European Union flag hanging on a flag pole European Union flag hanging on a flag pole

What does Brexit mean for equality and human rights in the UK?

How will leaving the European Union (EU) affect equality and human rights in Britain?

What has our membership of the EU got to do with equality and human rights in Britain?

While we remain a member of the European Union (EU) equality and human rights in EU law protect us in Britain. These include:

Until the UK formally leaves the European Union, EU law applies in the UK either directly in some instances, or when it is written into UK law, such as when an Act of Parliament is passed to apply an EU directive.
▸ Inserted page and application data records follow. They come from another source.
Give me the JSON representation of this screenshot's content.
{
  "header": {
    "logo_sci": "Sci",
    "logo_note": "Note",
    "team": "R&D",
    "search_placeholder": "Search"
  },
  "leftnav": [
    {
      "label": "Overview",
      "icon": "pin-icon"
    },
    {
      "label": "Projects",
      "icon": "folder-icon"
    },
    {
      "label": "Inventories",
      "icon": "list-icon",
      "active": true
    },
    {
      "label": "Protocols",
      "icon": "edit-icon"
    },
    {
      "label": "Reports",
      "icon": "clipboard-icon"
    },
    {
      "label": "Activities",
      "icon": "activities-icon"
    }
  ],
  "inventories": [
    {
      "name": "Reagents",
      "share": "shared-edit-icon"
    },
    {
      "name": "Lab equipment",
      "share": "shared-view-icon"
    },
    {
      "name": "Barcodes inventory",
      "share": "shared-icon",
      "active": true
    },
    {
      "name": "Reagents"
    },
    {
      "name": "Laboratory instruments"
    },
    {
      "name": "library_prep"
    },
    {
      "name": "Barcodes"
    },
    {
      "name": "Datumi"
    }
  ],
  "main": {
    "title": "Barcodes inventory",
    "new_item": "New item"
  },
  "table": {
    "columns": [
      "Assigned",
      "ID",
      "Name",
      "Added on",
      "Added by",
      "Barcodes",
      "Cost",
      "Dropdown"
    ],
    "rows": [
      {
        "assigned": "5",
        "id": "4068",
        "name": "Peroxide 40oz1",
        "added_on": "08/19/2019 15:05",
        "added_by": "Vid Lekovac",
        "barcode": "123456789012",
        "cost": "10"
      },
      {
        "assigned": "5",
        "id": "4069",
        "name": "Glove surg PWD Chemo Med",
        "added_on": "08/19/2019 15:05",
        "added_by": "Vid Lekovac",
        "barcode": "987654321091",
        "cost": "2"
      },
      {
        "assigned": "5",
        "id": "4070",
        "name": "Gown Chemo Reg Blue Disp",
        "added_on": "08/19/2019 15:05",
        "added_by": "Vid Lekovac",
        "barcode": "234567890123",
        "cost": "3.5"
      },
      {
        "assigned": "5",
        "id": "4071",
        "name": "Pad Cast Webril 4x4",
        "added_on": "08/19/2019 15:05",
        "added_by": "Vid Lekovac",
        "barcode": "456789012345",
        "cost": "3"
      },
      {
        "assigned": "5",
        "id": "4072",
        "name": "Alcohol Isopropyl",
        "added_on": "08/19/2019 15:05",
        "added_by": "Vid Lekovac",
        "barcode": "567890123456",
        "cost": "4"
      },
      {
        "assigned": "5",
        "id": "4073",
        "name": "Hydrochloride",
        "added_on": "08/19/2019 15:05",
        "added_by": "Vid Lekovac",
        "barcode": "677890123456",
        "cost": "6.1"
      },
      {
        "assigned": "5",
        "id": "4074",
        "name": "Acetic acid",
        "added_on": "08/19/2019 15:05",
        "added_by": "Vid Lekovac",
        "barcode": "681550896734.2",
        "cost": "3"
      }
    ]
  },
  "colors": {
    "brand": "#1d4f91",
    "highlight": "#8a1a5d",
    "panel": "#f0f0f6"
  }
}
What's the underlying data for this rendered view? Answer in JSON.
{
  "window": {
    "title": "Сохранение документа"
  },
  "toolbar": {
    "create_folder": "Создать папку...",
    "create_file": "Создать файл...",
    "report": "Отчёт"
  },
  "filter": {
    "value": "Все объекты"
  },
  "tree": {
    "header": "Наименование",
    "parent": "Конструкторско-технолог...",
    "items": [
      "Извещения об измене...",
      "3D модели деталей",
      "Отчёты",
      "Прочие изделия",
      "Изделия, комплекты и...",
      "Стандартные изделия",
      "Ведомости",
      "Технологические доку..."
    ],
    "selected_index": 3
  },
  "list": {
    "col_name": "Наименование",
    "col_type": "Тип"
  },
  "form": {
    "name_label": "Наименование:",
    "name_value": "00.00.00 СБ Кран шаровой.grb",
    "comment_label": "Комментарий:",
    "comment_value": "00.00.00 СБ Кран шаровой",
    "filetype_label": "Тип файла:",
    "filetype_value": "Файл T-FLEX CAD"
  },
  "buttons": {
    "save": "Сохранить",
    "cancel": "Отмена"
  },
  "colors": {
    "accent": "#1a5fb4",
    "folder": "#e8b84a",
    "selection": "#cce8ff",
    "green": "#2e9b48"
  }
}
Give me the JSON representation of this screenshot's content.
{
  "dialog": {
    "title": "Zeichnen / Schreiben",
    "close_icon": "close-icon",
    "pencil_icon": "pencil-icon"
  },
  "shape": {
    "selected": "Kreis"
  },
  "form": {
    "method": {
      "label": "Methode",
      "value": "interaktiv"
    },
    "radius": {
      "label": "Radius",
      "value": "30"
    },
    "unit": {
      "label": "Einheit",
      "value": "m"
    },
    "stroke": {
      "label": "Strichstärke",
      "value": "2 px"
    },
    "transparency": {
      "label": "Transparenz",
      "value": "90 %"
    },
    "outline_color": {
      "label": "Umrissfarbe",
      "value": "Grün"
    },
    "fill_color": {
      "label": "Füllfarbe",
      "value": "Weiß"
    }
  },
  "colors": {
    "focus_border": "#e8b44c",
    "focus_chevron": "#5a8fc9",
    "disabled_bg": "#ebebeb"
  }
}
What is the Charter of Fundamental Rights of the European Union?

The Charter of Fundamental Rights of the European Union brings together the essential human rights of everyone living in the European Union.

When Britain leaves the EU, the Government have said the Charter will no longer have effect in UK law.

Find out more about the Charter of Fundamental Rights of the European Union.

What is the European Convention on Human Rights (ECHR)?

The ECHR protects the human rights of people in countries that belong to the Council of Europe, which is a completely different organisation to the EU. The UK will still be signed up to the ECHR when it leaves the EU.

In Britain our human rights under the ECHR are protected by the Human Rights Act 1998.

Find out more about the European Convention on Human Rights.

What is the British Bill of Rights?

We do not currently have a British Bill of Rights. This was included in the Conservative government’s 2015 election manifesto. It was planned as new legislation to replace the Human Rights Act.

How will Brexit affect UK equality and human rights law?

Leaving the EU does not affect our rights under the ECHR, as this comes from the Council of Europe, not the EU.

The impact of Brexit on our equality and human rights will depend on the laws that are passed to deal with leaving the EU.

The Government published a White Paper on a Great Repeal Bill on 30 March 2017. The White Paper provides some clarity about how equality and human rights concerns will be addressed. For example:

  • existing EU law in place at the point the UK leaves the EU will be preserved 'wherever possible'
  • the protections in the Equality Acts 2006 and 2010 will be retained after we leave the EU
  • worker’s rights that arise from EU law will continue to be available in the UK
  • current European Court (CJEU) case law will be preserved, but the Great Repeal Bill will not provide any role for the CJEU in the interpretation of new laws, and the Bill will not require our courts to consider future CJEU’s case law
  • the Charter of Fundamental Rights will be removed from UK law

We expect the Great Repeal Bill - or an alternate Bill legislating for our future relationship with the EU - to be announced in the Queen’s Speech in the new Parliament.

If these provisions are brought into law, many existing protections under EU law will be preserved.

In addition, many protections in EU law, especially equality rights, have already been written into UK law by legislation, which will stay the same unless withdrawn by Parliament.

In light of the government intentions explained in the White Paper, the most significant effect of Brexit on equality and human rights are likely to be:

  • the loss of the Charter of Fundamental Rights which includes some rights which are not in the Human Rights Act, for example on the rights of the child and a general right to non-discrimination. The Charter also provides a stronger way of enforcing human rights, in some cases, than the Human Rights Act.
  • the loss of the guarantee for equality rights provided by EU law. As a result of Brexit a future government could seek to pass laws which repeal or weaken our current rights below the standard of EU law rights.

What equality and human rights law comes from the EU?

EU law has led to changes in UK law, which protect equality and human rights. These include:

  • data protection: including greater protections for individuals around the information held about them
  • human trafficking: including greater protections for victims of trafficking
  • rights of victims of crimes: making sure that victims of crime, and their family, have the right to information, support and protection
  • disability rights: including improved protections at work and Braille labelling for medicine
  • workplace discrimination: including protection on grounds of religion or belief, sexual orientation and age
  • equal pay: making sure that men and women receive equal pay for equal work.

What equality and human rights law didn’t come from the EU?

  • the European Convention on Human Rights (ECHR): came from the Council of Europe, not the EU
  • non-discrimination in employment on grounds of sex, race and disability: already existed in UK law
  • the public sector equality duty: comes from domestic law in England, Wales and Scotland. Find out more about the public sector equality duty
  • non-discrimination in the provision of goods and services: already existed in UK law.

Last updated: 21 Apr 2017